Mickelson was 10 behind after 54 holes. He didn’t make up much ground on the first nine, but the second nine was a different story as he bolted into contention after not having played in 2022, delivering the kind of play he had hinted he was close to putting together. Finishing a couple of hours before the Rahm-Koepka pairing, Mickelson closed with birdies at the last two holes, nearly holing his approach on the 17th to come home in 31. Paired with Lefty, Jordan Spieth offered his own fireworks, a 66 to tie for fourth with Patrick Reed and Russell Henley.
But the main event was the two sturdy men in the final pairing. Rahm clawed into the deficit quickly. When he went birdie-par at the third and fourth holes to Koepka’s par-bogey performance, he was tied. Koepka’s bogey on the par-3 sixth gave Rahm the solo lead, and he never relinquished it.
“It’s super disappointing,” Koepka said. “I didn’t play good enough to win. Didn’t feel I did too much wrong, but that’s how golf goes. I tried. I gave it my all. I can go to sleep at night.”
Koepka made three birdies on the second nine, but they were nullified by three bogeys as his game lacked the consistency it had before the third round was paused by bad weather Saturday afternoon.
Rahm was resolute, steadying himself with three consecutive pars after making making a bogey on the ninth when his approach rolled back off the front of the green. Then his excellent play on the 13th and 14th holes set up a more comfortable closing stretch.
“I might have looked calm, but I was definitely nervous out there,” Rahm said. “I had a plan for my game and I executed. I was calm. I never got frustrated.

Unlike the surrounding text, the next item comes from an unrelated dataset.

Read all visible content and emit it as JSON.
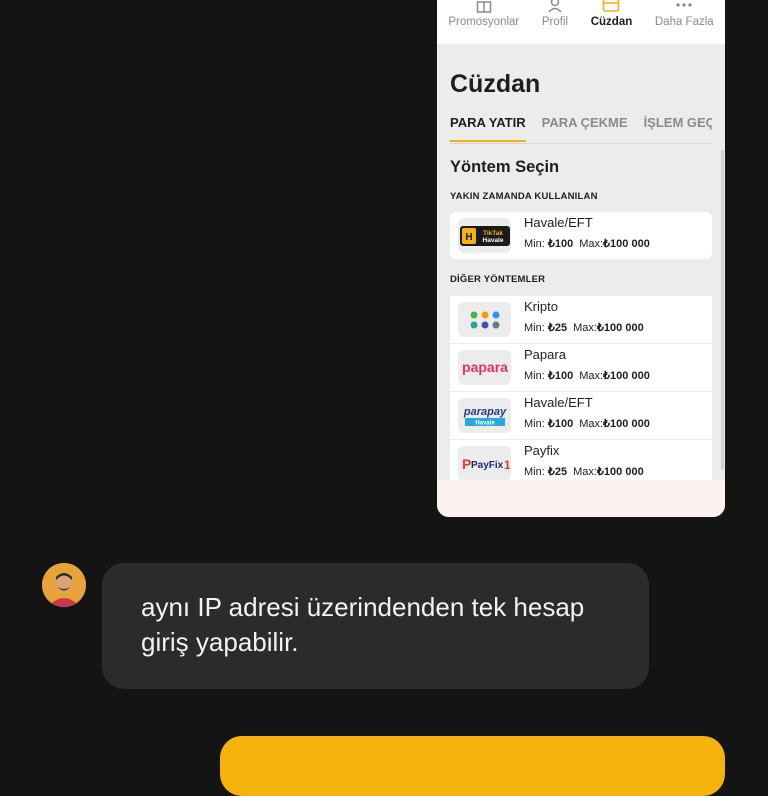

I never felt I was out of control.”
When Rahm saved par on No. 18 after a badly hooked drive bounced into the second cut short of the fairway, he saved par for the same winning margin Ballesteros had in 1983. Among those to greet Rahm greenside at the home hole was Olazabal, who also won his first Green Jacket at age 28, in 1994, the year Rahm was born.
Rahm might not have become a golfer if his father, Edorta, hadn’t taken up the game after watching the 1997 Ryder Cup, where Ballesteros captained the Europeans to victory at Valderrama. Jon was 12 years old when he met Ballesteros at a golf banquet that Olazabal also attended.
“I knew who Olazabal was,” Rahm once explained. “I had no idea who Seve was, and I shook Olazabal’s hand and I almost missed Seve.
“And my Dad almost had a heart attack because I had the chance to shake Seve’s hand and I almost didn’t. I have that memory.”
He has another memory now, a big one, likely with more to come.